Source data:
····················

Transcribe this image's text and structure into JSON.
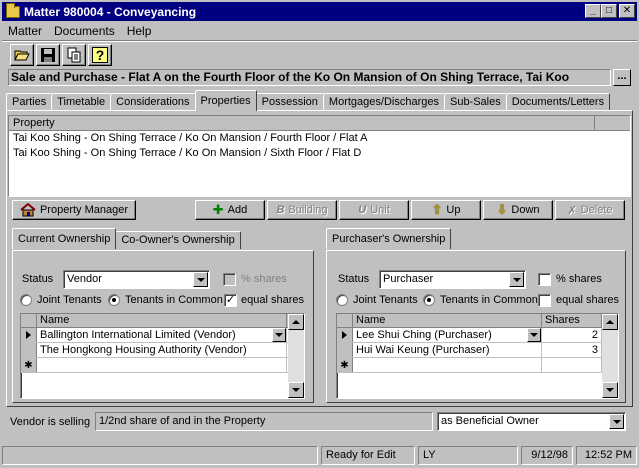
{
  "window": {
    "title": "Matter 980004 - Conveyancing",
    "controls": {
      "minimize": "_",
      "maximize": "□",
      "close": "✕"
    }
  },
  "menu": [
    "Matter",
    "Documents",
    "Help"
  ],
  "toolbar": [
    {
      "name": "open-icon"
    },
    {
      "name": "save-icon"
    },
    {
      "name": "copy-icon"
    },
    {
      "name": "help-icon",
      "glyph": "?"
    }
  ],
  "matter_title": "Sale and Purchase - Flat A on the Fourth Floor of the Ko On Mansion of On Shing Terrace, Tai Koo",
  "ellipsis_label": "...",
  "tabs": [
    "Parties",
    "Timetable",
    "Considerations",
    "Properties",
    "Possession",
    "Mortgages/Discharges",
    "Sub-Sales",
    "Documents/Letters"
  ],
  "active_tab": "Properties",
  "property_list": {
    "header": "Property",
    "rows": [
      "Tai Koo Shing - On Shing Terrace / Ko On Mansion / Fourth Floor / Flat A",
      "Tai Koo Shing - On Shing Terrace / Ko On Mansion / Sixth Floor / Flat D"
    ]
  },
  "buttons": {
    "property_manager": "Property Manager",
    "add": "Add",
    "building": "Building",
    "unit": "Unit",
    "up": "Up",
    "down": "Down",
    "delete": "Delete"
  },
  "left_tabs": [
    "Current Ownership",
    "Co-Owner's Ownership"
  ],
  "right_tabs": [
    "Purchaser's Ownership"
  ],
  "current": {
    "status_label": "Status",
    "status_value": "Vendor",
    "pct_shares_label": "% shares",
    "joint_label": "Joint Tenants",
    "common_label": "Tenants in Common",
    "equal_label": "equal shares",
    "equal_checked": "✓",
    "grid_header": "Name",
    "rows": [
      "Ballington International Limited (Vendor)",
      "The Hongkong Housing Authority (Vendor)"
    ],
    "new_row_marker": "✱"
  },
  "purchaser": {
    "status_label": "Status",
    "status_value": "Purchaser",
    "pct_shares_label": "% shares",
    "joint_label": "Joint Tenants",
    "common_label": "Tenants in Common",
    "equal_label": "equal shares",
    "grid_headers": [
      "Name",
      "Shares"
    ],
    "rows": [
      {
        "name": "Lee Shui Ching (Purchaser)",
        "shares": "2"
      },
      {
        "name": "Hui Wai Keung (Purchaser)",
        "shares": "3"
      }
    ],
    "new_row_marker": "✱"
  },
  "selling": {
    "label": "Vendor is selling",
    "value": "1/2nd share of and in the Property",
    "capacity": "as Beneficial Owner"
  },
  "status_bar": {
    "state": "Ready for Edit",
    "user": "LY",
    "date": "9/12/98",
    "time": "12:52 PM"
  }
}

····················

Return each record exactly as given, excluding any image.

Transcribe this image's text and structure into JSON.
{
  "window": {
    "title": "Matter 980004 - Conveyancing",
    "controls": {
      "minimize": "_",
      "maximize": "□",
      "close": "✕"
    }
  },
  "menu": [
    "Matter",
    "Documents",
    "Help"
  ],
  "toolbar": [
    {
      "name": "open-icon"
    },
    {
      "name": "save-icon"
    },
    {
      "name": "copy-icon"
    },
    {
      "name": "help-icon",
      "glyph": "?"
    }
  ],
  "matter_title": "Sale and Purchase - Flat A on the Fourth Floor of the Ko On Mansion of On Shing Terrace, Tai Koo",
  "ellipsis_label": "...",
  "tabs": [
    "Parties",
    "Timetable",
    "Considerations",
    "Properties",
    "Possession",
    "Mortgages/Discharges",
    "Sub-Sales",
    "Documents/Letters"
  ],
  "active_tab": "Properties",
  "property_list": {
    "header": "Property",
    "rows": [
      "Tai Koo Shing - On Shing Terrace / Ko On Mansion / Fourth Floor / Flat A",
      "Tai Koo Shing - On Shing Terrace / Ko On Mansion / Sixth Floor / Flat D"
    ]
  },
  "buttons": {
    "property_manager": "Property Manager",
    "add": "Add",
    "building": "Building",
    "unit": "Unit",
    "up": "Up",
    "down": "Down",
    "delete": "Delete"
  },
  "left_tabs": [
    "Current Ownership",
    "Co-Owner's Ownership"
  ],
  "right_tabs": [
    "Purchaser's Ownership"
  ],
  "current": {
    "status_label": "Status",
    "status_value": "Vendor",
    "pct_shares_label": "% shares",
    "joint_label": "Joint Tenants",
    "common_label": "Tenants in Common",
    "equal_label": "equal shares",
    "equal_checked": "✓",
    "grid_header": "Name",
    "rows": [
      "Ballington International Limited (Vendor)",
      "The Hongkong Housing Authority (Vendor)"
    ],
    "new_row_marker": "✱"
  },
  "purchaser": {
    "status_label": "Status",
    "status_value": "Purchaser",
    "pct_shares_label": "% shares",
    "joint_label": "Joint Tenants",
    "common_label": "Tenants in Common",
    "equal_label": "equal shares",
    "grid_headers": [
      "Name",
      "Shares"
    ],
    "rows": [
      {
        "name": "Lee Shui Ching (Purchaser)",
        "shares": "2"
      },
      {
        "name": "Hui Wai Keung (Purchaser)",
        "shares": "3"
      }
    ],
    "new_row_marker": "✱"
  },
  "selling": {
    "label": "Vendor is selling",
    "value": "1/2nd share of and in the Property",
    "capacity": "as Beneficial Owner"
  },
  "status_bar": {
    "state": "Ready for Edit",
    "user": "LY",
    "date": "9/12/98",
    "time": "12:52 PM"
  }
}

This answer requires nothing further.